What each company stands for

Adobe has its Creative Cloud. All the apps you need to do a great job are included in one monthly subscription. Its slogan is “Creativity for all”. I think it’s powerful from a branding perspective, although buying this will cost you financially in the long run. Adobe Creative Cloud will cost you $55 per month. It will be $660 per year, and over a 10-year period you will pay $6,600. I’m assuming you’re a photographer or visual artist so you have the whole suite available to you for that price so maybe it’s not too expensive if you think that’s the monthly cost of your whole business .

DaVinci Resolve is software acquired by Black Magic Design. They modified it and made it what it is today. You can actually download a free version.

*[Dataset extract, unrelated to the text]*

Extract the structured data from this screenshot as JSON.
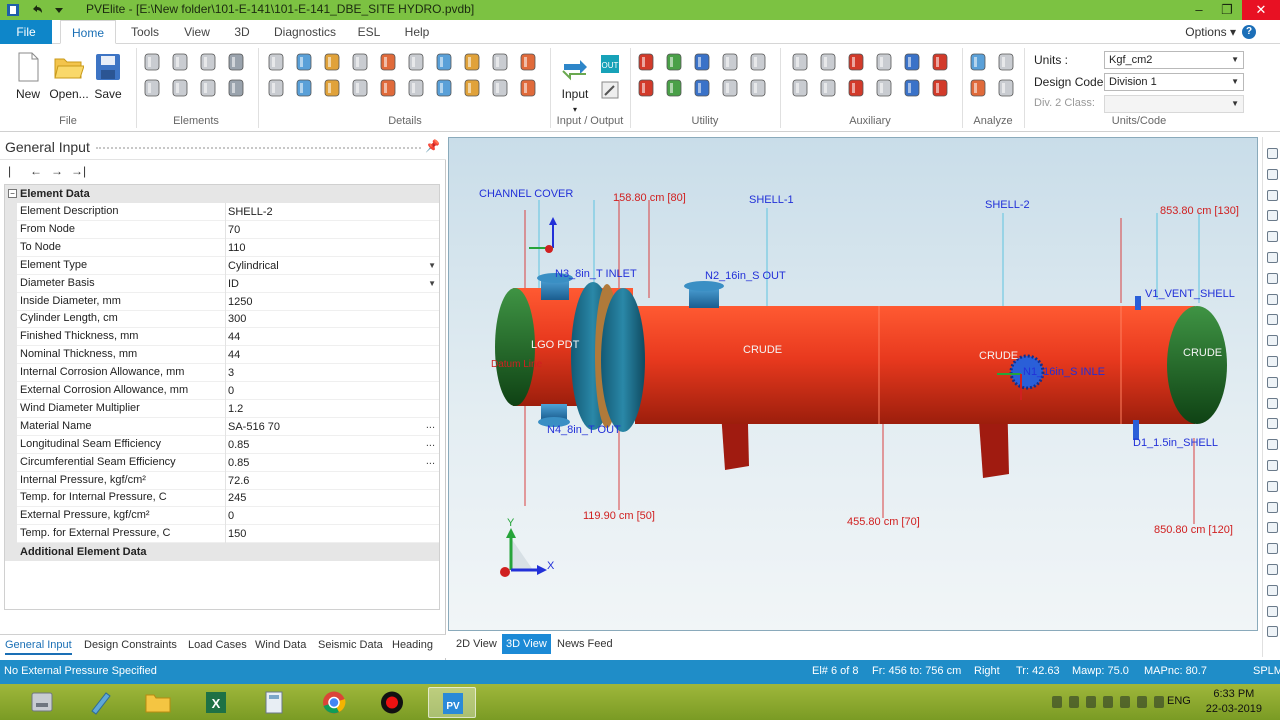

It’s not time-limited, but this free version doesn’t give you all the features it has. In this way, they are much more oriented towards “Creativity for all”. They also manufacture cameras and video production equipment. The Black Magic Design Pocket 6K Pro is the cheapest camera that records raw footage in body and ProRes 422. And if you support this way of a company trying to make it possible to capture video and edit it professionally at the lowest possible cost, Black Magic Design is the one to choose. You can download a very capable free version, get the Studio version for free when you buy a camera or gear they make, or buy it outright for $295.

Apple is the richest company in the world. It’s amazing to think that the company is based on and made for the creative industry. Creative technology is therefore winning out over companies in oil, logistics and all other sectors in the global market. An example of this is the Mac Studio. The way they build their new M chips with integrated video processors also shows their focus on the broader creative industries. So it’s amazing to be here at this exact moment, where your machine can edit layers of 8K footage if needed. But, it’s strange to consider that they give you all that editing power, with software that isn’t used as the industry-standard tool they’re built around.


I may be biased because I own a 6K Pro Pocket camera from Black Magic Design. So I also have Da Vinci Resolve Studio. But, I subscribe to Adobe Creative Cloud because I also do a lot of photo editing and when my team shoots commercials, we do the rushes and the editing in Premiere Pro. I bought Final Cut because I wanted to switch to an easier way to output videos, but I got stuck when it came to collaboration.

However, when shooting video the same day, the DIT would import footage using Resolve, as it has an excellent backup feature, and the director can rest assured that when a card is formatted, images have been captured, transferred, verified and saved. , which I don’t believe Premiere Pro or Final Cut can do.

Leave a Comment